The Office of Inspector General in April issued a Special Advisory Bulletin about joint-venture arrangements between mail-order pharmacies and home medical
by Cara C. Bachenheimer, Esq.

The Office of Inspector General in April issued a Special
Advisory Bulletin about joint-venture arrangements between
mail-order pharmacies and home medical equipment companies that may
violate the Federal Anti-Kickback statute. This statute prohibits
knowingly and willfully soliciting, receiving, offering or paying
anything of value to induce referrals of items or services payable
by a federal health care program.

The Bulletin focuses on one type of arrangement, in which a
health care provider in one line of business expands into a related
health care business by contracting with an existing provider of
related items or services to provide the new item or service to the
original provider's patients. Two of the three examples of such an
arrangement the OIG describes involve durable medical equipment

In the first example, a hospital establishes a subsidiary to
provide DME, and the subsidiary contracts with an existing DME
company to operate the new subsidiary and to provide the new
subsidiary with inventory.

In the second example, a DME company sells nebulizers, and a
mail-order pharmacy suggests that the DME company form its own
mail-order pharmacy to provide nebulizer drugs. The mail-order
pharmacy runs the DME company's pharmacy and provides personnel,
equipment and space.
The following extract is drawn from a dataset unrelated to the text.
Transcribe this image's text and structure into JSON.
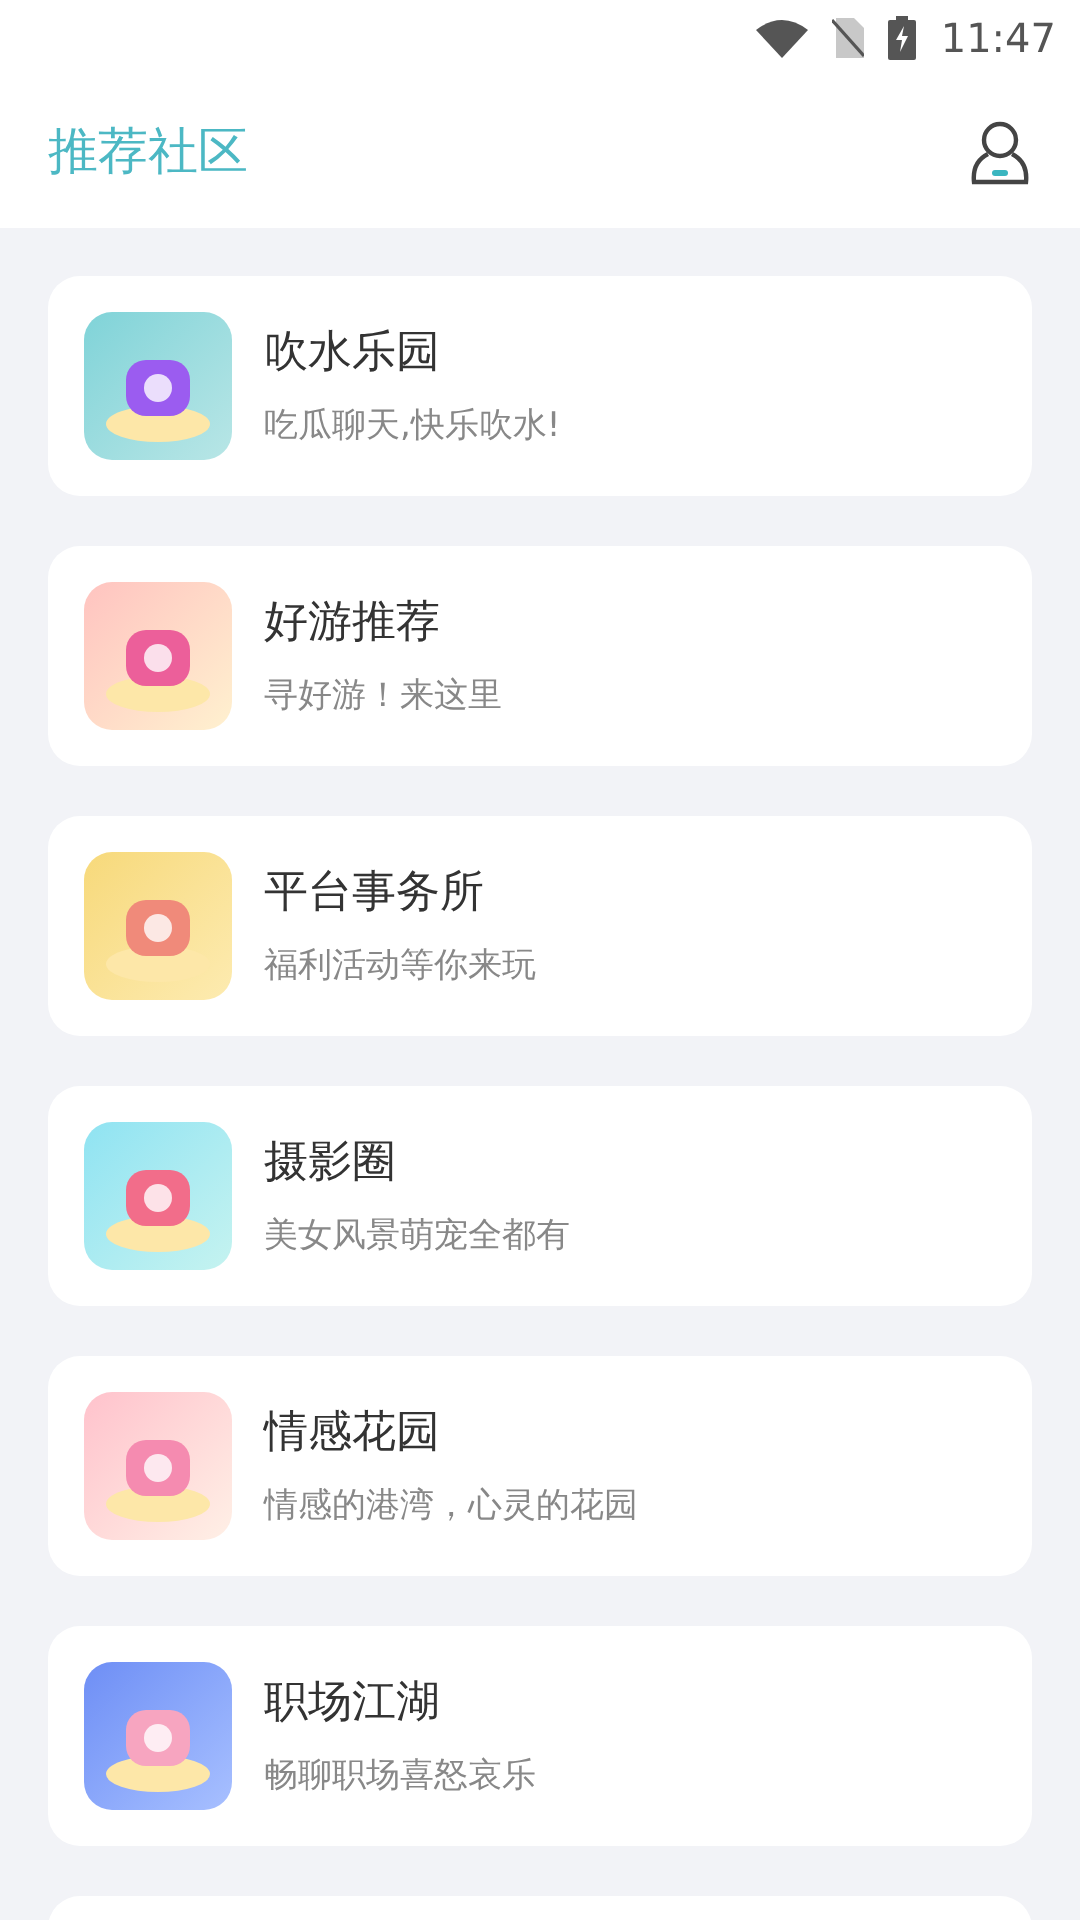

The mail-order pharmacy also sells all
nebulizer drugs to the DME company's pharmacy for its

The latter example exhibits several “common
elements” of the troublesome arrangements. First, the DME
company expands into a related line of business (pharmacy) that is
dependent on referrals from, or business generated by, the DME
company's existing business.

Second, the DME company does not operate the new business itself
and does not commit substantial resources to the venture. Instead,
the mail-order pharmacy operates the new business, providing the
inventory, office space, personnel, and billing (which is done in
the name of the DME company).

The third common element, the OIG states, is that absent the
arrangement, both entities would be competitors in the same line of
business. The fourth element: Both entities share in the economic
benefit of the new business. Finally, the fifth element: Aggregate
payments to the mail-order pharmacy typically vary with the value
or volume of business generated for the new business by the DME

The OIG provides a second set of characteristics to help
identify suspect contractual arrangements, such as in this example.
First, the DME company seeks to expand into a new line of business.
Second, the newly created entity “predominantly or
exclusively” serves the DME company's existing patient base.
Third, the DME company's primary contribution to the venture is
referrals. Fourth, the mail-order pharmacy is a “would-be
competitor” of the DME company's new line of business.

Fifth, the mail-order pharmacy provides all the key services.
Sixth, the overall practical effect of the arrangement is to
provide the DME company the opportunity to bill patients and payers
for services not otherwise provided by the mail-order pharmacy.

Seventh, the entities may agree to a non-compete clause, barring
the DME company from providing the items to any patients other than
those coming from the DME company and/or barring the mail-order
pharmacy from providing services in its own right directly to the
DME company's patients.

The OIG is concerned that these arrangements are becoming
increasingly common. Play it safe: When you enter any new
arrangement, seek expert counsel to ensure that the arrangement is
consistent with the parameters of all applicable federal and state
laws and regulations.

A specialist in health care legislation, regulations and
government relations, Cara C. Bachenheimer is an attorney with the
law firm of Epstein, Becker & Green in Washington. You may
reach her by phone at 202/861-1825 or e-mail at